Entries from a dataset of interfaces
== Segment start ==

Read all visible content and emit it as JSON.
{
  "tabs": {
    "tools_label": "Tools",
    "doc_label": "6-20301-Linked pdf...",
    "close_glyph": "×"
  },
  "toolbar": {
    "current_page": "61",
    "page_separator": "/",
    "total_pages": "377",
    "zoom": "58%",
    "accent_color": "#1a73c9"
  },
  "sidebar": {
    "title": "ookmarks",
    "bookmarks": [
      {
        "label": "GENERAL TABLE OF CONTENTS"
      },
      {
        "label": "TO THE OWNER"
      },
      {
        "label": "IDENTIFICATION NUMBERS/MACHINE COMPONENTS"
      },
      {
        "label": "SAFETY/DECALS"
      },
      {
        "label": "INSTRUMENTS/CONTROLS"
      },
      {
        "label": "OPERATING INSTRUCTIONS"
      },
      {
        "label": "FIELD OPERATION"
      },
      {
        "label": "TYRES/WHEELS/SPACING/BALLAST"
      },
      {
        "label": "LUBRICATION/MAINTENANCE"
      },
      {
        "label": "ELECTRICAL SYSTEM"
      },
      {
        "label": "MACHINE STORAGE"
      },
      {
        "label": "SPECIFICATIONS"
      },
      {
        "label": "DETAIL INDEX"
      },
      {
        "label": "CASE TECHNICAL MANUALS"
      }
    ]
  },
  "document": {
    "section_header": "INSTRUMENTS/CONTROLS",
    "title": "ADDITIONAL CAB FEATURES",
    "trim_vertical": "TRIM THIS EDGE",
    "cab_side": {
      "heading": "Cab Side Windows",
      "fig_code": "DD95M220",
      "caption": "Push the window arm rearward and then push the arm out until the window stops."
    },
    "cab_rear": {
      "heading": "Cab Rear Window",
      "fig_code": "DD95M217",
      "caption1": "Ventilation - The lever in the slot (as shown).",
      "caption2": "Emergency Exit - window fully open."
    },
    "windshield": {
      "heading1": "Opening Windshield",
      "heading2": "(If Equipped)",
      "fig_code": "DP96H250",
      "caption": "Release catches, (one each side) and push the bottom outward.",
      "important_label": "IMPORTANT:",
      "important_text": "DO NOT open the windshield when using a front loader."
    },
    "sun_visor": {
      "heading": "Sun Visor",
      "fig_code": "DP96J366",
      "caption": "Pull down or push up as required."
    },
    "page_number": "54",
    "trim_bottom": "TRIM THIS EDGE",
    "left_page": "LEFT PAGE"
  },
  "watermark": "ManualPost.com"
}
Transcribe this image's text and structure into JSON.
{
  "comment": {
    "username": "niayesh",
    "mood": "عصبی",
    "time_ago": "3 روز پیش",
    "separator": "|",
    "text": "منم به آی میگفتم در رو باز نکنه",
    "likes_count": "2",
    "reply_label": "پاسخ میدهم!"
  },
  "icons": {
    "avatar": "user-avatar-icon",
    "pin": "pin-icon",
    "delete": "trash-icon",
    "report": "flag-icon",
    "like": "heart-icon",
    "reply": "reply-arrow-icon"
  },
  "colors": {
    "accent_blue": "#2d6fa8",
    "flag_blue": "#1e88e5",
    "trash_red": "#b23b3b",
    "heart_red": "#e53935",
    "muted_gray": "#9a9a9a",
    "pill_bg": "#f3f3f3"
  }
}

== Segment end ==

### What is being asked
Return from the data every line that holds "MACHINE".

### Written response
        "label": "IDENTIFICATION NUMBERS/MACHINE COMPONENTS"
        "label": "MACHINE STORAGE"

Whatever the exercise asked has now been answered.